Then today comes around…the middle of January. Momentum is waning. My DREAMS are still as exciting, but my resolutions are starting to stretch my comfort zone. My goals are hard. My DREAMS seem too big.
So how do I face today? Today I remind myself that I don’t have to complete the whole goal in one day. My DREAMS will be a compilation of my life. If I can move 1 foot forward, that is as much of a success as if I move 1 mile forward. If I move 1 inch forward, I have still moved. The world has felt my impact. I have stretched. My 1 inch today is 1 inch I don’t have to go tomorrow because I’ll already be there.
Today I take advice from this blog. I ask my friends for help. I work to refrain from putting my fears into words because I don’t want to give them power. Instead I redraw my DREAM for others. I let them share in the excitement. I ask them to journey with me during this part. My DREAM is not their dream but we can share this part of the walk together. We stand in the bathroom with our arms up in the air forming a power pose and laugh at ourselves but gain confidence. We pretend we are a great leader and only do what we think great leaders would do in this situation.
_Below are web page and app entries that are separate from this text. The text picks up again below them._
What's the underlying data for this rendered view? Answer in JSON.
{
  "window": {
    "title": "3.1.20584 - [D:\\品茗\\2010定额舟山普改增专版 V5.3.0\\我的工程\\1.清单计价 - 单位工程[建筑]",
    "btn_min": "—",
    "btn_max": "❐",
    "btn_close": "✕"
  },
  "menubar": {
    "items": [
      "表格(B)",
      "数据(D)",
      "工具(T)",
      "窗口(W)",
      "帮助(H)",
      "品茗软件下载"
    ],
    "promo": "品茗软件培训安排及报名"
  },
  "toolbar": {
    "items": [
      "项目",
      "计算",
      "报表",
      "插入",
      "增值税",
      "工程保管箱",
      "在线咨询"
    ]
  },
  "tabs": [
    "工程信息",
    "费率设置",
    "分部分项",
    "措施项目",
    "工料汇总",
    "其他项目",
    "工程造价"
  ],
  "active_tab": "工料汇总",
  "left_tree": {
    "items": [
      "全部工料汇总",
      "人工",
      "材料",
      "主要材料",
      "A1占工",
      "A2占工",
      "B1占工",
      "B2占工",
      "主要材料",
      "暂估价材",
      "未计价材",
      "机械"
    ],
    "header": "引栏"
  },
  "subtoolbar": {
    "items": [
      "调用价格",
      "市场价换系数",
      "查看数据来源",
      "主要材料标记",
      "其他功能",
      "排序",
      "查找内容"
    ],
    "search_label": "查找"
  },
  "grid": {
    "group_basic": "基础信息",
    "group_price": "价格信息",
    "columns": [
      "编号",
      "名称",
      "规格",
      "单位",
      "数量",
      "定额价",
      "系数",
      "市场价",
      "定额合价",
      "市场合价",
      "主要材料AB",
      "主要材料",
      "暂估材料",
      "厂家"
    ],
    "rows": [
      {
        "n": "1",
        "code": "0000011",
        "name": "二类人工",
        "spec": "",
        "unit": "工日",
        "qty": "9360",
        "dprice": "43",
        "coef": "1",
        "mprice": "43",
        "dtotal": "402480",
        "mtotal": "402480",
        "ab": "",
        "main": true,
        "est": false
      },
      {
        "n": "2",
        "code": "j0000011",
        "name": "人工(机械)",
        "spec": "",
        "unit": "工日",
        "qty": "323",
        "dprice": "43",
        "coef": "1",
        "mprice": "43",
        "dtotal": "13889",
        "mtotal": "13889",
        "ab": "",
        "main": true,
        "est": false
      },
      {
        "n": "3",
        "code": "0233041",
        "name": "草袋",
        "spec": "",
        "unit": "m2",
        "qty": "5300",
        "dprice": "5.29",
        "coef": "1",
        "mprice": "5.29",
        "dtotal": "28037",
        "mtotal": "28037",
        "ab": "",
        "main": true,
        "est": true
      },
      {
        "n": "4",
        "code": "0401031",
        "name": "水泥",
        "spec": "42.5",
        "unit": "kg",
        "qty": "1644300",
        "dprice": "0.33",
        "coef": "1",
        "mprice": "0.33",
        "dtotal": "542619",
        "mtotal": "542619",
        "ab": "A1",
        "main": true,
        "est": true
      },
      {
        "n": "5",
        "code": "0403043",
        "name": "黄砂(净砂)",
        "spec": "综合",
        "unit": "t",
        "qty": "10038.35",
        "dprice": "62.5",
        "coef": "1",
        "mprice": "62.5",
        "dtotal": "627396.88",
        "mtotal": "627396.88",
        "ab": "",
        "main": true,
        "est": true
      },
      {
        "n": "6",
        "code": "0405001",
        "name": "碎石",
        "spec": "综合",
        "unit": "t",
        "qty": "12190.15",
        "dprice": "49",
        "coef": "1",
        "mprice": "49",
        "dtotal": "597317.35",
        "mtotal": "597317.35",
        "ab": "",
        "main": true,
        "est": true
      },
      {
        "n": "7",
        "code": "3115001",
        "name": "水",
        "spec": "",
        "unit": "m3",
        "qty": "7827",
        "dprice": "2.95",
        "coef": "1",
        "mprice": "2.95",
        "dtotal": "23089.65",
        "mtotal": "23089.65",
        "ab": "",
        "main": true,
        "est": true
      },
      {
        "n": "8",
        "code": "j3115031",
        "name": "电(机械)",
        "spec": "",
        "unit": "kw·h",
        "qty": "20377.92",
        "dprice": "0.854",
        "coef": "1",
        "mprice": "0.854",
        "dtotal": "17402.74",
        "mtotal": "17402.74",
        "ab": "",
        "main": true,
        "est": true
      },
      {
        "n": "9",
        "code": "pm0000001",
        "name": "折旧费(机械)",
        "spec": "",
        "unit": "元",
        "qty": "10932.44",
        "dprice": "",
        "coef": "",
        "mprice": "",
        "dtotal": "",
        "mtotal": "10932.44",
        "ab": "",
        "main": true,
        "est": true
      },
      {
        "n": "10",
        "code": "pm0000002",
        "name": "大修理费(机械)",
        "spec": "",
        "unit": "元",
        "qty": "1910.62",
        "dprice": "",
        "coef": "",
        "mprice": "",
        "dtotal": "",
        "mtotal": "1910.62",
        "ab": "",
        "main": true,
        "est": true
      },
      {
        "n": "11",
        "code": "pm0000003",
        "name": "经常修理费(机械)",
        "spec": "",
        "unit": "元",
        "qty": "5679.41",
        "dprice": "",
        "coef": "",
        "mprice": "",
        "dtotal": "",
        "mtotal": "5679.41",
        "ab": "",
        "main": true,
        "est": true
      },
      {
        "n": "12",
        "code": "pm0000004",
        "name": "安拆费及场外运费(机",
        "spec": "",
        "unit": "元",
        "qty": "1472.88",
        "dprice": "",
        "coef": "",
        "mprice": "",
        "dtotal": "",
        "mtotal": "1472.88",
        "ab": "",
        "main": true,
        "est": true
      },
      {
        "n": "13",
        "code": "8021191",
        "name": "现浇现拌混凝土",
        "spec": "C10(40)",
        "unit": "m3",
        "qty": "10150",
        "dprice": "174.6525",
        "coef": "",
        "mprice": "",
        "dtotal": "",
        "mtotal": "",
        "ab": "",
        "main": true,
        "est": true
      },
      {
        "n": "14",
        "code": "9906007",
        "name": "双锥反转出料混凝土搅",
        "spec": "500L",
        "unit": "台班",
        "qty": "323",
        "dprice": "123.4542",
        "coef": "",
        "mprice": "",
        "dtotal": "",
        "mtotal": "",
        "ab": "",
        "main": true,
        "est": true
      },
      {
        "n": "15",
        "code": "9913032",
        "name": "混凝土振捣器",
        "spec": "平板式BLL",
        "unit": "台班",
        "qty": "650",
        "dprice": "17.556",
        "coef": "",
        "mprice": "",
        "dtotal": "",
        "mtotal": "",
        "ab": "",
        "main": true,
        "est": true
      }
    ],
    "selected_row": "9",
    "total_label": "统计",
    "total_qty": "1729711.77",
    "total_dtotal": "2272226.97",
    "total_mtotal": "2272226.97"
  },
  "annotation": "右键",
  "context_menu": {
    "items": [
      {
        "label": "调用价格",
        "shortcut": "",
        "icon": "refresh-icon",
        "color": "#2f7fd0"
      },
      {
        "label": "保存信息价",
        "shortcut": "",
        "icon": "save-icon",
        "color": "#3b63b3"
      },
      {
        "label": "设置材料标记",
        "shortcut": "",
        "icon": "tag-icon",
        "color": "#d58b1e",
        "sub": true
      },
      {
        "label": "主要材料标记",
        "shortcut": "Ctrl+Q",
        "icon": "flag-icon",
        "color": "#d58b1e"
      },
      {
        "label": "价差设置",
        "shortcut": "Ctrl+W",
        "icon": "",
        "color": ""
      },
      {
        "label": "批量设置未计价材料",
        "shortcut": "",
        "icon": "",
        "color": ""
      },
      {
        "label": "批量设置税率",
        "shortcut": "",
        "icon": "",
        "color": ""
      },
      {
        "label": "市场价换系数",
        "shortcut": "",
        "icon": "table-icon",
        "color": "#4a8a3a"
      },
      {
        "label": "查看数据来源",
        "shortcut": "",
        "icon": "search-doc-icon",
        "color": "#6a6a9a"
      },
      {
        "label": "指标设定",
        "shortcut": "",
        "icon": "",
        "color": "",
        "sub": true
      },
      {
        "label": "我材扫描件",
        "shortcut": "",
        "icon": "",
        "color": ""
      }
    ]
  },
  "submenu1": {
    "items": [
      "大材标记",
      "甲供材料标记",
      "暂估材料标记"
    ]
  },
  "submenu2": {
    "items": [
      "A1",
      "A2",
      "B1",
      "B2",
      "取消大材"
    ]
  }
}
We retrain our thinking by changing the words we are using. We compliment each other and boy do we give good compliments. We thank everyone, for everything.
But most of all, I allow myself to move just 1 inch then I celebrate that inch, because today, I have succeeded.
I think New Year Resolutions are important. I make them every year, but sadly, achieve them less than 50 percent of the time. Maybe it’s because most of mine have been about getting down to size-impossible and rocking a tanned and toned bikini bod. For what? I’m happily married to a man who loves my curves and naturally un-tanned skin, and let’s face it, I am a mom, who’s pregnant again, and have no time or desire to hit the beach for Spring Break. So, I say, forget the typical fitness goal this year (I am writing this as I devour a delicious bowl of salted caramel and hazelnut ice cream), my 2015 New Year Resolution gets down to what really matters in my life: practicing patience and being present.
Being a stay-at-home mom to a busy toddler, while carrying baby #2 (due in June), has helped me realize that I am not patient, in fact, I am high-strung and typically exhausted. Road rage, snapping at my son or husband before assessing the situation, and the constant feeling of needing to rush through my day/week/month is not okay — it’s taking a toll on me, and the ones I love. So, this year, I will demonstrate patience by being in the moment, being thoughtful, taking deep breaths, and occasionally disconnecting from my phone, tablet, laptop, etc.
When I told my husband about my goal, he asked: “How will you measure if you achieved it?” My answer was simple: “I will see how I feel this time next year.” If I’m still feeling constantly stressed and rushed, then I did not achieve my goal. So much good can come from my resolution to be patient and present. Here are 10 benefits off the top of my head:
- I will become a better listener
- I will not feel anxiety in my daily life
- I will have less tension in my back and shoulders
- I will snap less often at my toddler (husband, and others)
- I will savor and enjoy the milestones of my second pregnancy
- I will sleep better
- I will make healthier eating choices
- I will get back into yoga
- I will feel more fulfilled
- I will set a good example for my children and those around me
Doesn’t that all sound awesome? What is your 2015 resolution?
I was given the honor recently to sit on a committee that selects scholarships for high school seniors looking for funding to help pay for college. One of the requirements for the application is to complete an essay asking “what goals have you set for yourself and how do you plan to achieve these goals.” While making my way through over 50 essays, I was sparked to write a blog post this week on goal setting in hopes of sparking some near-future list crafting of goals. Enjoy!